by John Copeland
I am a Brain Injured person who provides care for another Brain Injured person.
I’m one of the lucky ones, I can still do much of what I could do before Brain Injury, even if it’s a little slower and more cautious.
Some people aren’t so lucky.
Brain Injury comes in many forms, different types and various levels of severity.
If you have to care for someone with an acquired Brain Injury, things can get strained if you’re not familiar with what to expect.
The only thing that’s the same about people with Brain Injury is that some part of their Brain sustained some damage and different injured parts yield different results.
There are some things you might expect though, so here’s some ideas on what you might have to reckon with, and how you can make a difference to a Brain Injured life.
So, you do some shopping for them and come back with washing liquid instead of washing powder.
For some this is a completely unacceptable change, they may have no experience of washing liquid and become over-anxious in how to use it.
Or they might have a weekly appointment which is suddenly cancelled.
These things for a Brain Injured person are too difficult to accept.
At every level you should try to sustain continuity, even to the smallest detail.
If something is going to change give as much notice as you can and encourage a replacement scenario or item before the change takes place.
You might be visiting a local shop with a Brain Injured person when suddenly they have no idea where they are and become disorientated, despite having been familiar with the same place all their life.
If you show them shops and landmarks to remind them and they still don’t get it, you might have to encourage by saying what an amazing place it is, look at how big that shop over there is etc.
Loss of time and place can only be helped if you’re there for them.
After Brain Injury, some people find it difficult to walk, have an unusual gait or just can’t walk at all.
This usually comes around because the Cerebellum part of the brain has been hurt.
They may need a wheelchair or walking aids.
They may not be able to retrieve these aids because their condition won’t allow them, so you might have to help them quite intensively to get them going.
You may also have to be with them much or most of the time because their balance and motion will need constant monitoring.
Speech can be impaired.
An Acquired Brain Injury sufferer might be saying something which should be perfectly understandable but is unintelligible.

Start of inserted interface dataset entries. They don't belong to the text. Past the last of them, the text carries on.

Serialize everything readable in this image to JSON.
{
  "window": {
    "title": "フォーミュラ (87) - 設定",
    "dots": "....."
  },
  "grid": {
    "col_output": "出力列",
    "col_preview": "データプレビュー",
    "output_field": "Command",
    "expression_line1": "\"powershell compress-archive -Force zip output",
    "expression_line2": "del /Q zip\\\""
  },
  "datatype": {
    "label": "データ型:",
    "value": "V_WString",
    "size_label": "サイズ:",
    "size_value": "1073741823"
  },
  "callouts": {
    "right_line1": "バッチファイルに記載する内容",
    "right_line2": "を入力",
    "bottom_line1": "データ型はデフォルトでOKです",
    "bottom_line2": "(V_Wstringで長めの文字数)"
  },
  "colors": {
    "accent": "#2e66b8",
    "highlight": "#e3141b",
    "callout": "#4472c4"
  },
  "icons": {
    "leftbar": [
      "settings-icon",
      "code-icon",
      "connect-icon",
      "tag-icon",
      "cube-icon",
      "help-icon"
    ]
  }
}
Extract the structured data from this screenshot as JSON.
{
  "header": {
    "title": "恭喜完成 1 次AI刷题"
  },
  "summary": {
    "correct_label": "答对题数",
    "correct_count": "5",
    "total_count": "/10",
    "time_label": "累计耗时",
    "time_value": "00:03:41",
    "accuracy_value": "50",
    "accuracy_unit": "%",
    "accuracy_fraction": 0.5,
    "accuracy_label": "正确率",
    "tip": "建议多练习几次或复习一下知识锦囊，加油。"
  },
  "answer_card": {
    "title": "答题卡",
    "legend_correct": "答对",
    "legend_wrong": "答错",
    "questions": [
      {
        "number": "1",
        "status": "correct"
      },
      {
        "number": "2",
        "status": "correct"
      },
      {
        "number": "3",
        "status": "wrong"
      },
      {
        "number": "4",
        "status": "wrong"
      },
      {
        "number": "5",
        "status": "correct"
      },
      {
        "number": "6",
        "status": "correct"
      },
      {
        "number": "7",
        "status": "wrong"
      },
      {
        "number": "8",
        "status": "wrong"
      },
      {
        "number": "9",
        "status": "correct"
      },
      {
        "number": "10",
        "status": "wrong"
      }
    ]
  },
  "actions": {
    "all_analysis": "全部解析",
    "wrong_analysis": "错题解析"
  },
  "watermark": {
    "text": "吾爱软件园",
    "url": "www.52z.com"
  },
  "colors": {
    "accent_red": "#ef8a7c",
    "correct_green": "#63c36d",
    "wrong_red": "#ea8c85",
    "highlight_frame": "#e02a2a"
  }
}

If you spend a lot of time with someone who has this as part of their Brain Injury, you will eventually get to know what they are saying and what a blessing that is for them.
If you don’t you might have to use your own gesticulation and encouragement to have them indicate what they’re trying to say.
Most importantly, you should always treat them as fully intelligent because they are.
Impatience and shouting is a sure way for them to reject you, as it is for anyone.
Some brain injured people might sleep more than normal or have sleeping patterns that happen in daytime.
You will get to know how and when they sleep, and you will be able to anticipate activities or patterns that inform you when they will need a sleep.
Try not to disrupt it. Make sure they do get that time and peace to recharge through sleep.
Their Brain tells them they need it.
Anxiety. We all get it but for a Brain Injured person who has or develops anxiety, this is a whole world crashing in on them.
It will keep them housebound; it will make them sound a bit hostile, they will not trust or interact because anxiety overwhelmingly grips them.
Much of your time may be spent encouraging and motivating.
You can inspire by reminding them of their past successes and how they really can-do things that matter to them.
You can also let them know you’re with them and if it gets too tough, you’re always going to be there.